As for the story, there's so much to invest in; from Mel's betrayal to Dogbolter facing off against Jules de Jongh's delightfully cunning Captain Regent of the Krasi. Their battle of wills is just as delightful to watch as the adventures of the main cast - the Captain regent constantly re-writing the dialogue of their engagement to suit any public situation was the ultimate take of media personality and the power of public opinion.
And then we have the droll Sean Carlsen back as recurring Big Finish Time Lord Narvin to investigate Dogbolter's attempts to utilise the TARDIS for his own ends and getting flung into an alternate world of sorts along with the Doctor and Ace, playing very different roles in Dogbolter's perverse version of the Solar System. Ace being a security officer with her own love affair allows for a slightly more mature, romantic angle for the companion while Narvin being forced to become a designer of domestic appliance and the Doctor as his semi-homeless cleaner, revising his mathematical equations and writing risotto recipes on the board, made for a wonderful double act.
Guy Adam's script is clever and witty, having great fun with its characters old and new and upping the ante to the very end; the Krazi invasion, the Doctor, Narvin and Ace on the run and Dogbolter outwitting his enemies make for a raucous, action-packed ending.

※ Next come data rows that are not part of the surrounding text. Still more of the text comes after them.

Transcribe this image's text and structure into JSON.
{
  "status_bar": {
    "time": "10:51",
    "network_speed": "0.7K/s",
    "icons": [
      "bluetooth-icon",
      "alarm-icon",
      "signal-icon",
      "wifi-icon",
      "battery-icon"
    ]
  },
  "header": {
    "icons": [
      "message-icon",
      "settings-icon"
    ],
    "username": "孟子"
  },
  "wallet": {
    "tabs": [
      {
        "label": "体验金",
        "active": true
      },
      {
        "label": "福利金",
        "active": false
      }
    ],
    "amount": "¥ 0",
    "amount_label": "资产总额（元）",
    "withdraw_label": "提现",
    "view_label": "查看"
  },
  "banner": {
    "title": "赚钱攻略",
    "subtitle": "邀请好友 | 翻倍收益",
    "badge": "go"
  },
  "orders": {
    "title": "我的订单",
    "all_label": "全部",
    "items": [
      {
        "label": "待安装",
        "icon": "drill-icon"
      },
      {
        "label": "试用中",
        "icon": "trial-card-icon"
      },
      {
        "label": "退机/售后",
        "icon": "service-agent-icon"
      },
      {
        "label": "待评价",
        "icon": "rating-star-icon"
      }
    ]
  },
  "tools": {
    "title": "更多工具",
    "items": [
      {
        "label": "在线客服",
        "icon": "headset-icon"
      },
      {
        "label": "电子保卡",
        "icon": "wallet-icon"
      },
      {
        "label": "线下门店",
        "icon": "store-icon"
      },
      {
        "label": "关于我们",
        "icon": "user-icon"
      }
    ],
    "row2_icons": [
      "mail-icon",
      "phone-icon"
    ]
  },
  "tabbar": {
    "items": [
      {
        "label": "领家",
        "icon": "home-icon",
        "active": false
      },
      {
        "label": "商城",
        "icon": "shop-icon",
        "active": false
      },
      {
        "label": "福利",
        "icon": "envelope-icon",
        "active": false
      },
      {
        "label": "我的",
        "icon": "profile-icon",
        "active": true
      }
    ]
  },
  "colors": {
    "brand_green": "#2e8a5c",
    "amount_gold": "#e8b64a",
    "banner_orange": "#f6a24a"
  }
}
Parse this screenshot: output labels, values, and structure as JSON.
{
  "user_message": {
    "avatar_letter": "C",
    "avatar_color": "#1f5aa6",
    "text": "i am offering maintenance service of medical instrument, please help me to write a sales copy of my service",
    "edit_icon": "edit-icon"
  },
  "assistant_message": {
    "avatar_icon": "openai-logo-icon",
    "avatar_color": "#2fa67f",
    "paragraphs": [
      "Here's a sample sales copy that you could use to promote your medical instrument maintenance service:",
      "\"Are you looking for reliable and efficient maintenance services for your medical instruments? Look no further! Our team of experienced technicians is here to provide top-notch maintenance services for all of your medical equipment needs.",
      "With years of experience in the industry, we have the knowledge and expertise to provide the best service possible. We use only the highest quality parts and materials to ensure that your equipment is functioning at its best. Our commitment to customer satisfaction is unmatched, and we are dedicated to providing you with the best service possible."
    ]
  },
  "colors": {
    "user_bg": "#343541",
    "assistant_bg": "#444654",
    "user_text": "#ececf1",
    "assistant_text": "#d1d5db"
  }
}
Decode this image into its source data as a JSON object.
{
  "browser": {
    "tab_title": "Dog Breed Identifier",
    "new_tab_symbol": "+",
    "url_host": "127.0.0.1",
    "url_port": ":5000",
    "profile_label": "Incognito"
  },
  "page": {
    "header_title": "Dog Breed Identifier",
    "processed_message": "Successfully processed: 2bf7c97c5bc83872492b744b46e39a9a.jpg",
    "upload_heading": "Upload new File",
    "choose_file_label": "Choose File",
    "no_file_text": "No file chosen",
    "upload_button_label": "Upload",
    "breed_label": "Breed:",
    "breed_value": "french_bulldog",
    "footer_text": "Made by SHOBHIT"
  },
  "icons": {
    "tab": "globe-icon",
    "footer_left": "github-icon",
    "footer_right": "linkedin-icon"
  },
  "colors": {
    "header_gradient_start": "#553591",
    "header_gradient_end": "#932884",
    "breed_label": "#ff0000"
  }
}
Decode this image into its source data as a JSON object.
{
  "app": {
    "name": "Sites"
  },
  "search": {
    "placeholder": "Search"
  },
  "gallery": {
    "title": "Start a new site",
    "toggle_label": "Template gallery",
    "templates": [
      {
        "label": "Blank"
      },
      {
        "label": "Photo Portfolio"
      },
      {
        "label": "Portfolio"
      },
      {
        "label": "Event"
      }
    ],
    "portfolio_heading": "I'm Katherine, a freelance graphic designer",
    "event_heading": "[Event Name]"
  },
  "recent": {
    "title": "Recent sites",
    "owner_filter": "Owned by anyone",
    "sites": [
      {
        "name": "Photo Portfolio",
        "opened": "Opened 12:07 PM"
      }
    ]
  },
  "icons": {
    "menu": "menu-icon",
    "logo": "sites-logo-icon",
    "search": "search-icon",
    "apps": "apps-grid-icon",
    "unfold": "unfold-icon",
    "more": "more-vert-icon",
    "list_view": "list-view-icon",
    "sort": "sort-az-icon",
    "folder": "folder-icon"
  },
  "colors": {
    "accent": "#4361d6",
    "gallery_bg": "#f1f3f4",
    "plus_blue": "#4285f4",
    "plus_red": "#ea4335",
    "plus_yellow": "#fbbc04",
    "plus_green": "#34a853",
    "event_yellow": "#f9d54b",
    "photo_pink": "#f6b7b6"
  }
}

There have been some very strong entries in Big Finish's Doctor Who range this year, but few have been as entertaining as The Quantum Possibility Engine, a story that remains a blast from beginning to end.
Ben Greenland (aged 12)
The Quantum Possibility Engine features the return of Dogbolter, previously seen in a few big finish audios, but mainly in the DWM comic strip where he was created. Following on from The Dispossessed last month, Mel betrayed the Doctor and Ace and sent the TARDIS to Dogbolter. The return of Narvin was unexpected, but he's a character that still makes sense, even if you have not listened to the Gallifrey audio series.
There are many interesting things about this tale; Mel trying to escape and then heroically bringing the Doctor, Ace and Narvin back, Dogbolter trying to prevent a war, and the Doctor, Ace and Narvin living different lives. My favourite parts of this scenario, is the robot that can't swear (shove it up his Armadillo) and the Doctor correcting Narvin's sums, while also having written a risotto recipe on the board.
I was slightly annoyed about the cliffhanger to part one (the Doctor, Ace and Narvin get the other lives) being used at the end of the coming soon trailer in The Dispossessed. The story is also on the political side for my liking, with the business of Dogbolter making negotiations for the engine, with someone who declares war on them.
At the story's conclusion, I wasn't sure whether Mel would stay on or not, so that was nice to look forward to. I think it would've been nice to have a face to face with the Doctor and Dogbolter, but overall I was satisfied by the tale.
Between parts two and three is an eleven minute music sequence capturing the magic and splendour of The Quantum Possibility Engine. It's bombastic, twisted, fun and atmospheric.
There is also a trailer for next's month's Warlock's Cross, which features the return of Elizabeth Klein and disgraced UNIT soldier Daniel Hopkins in the final part of this year's trilogy of new UNIT stories.
Finally the release wraps up with a fifteen minute set of interviews with the cast and crew; there is a real sense that everyone enjoyed this story a lot and the camaraderie between the three main leads McCoy, Aldred and Langford really shines through.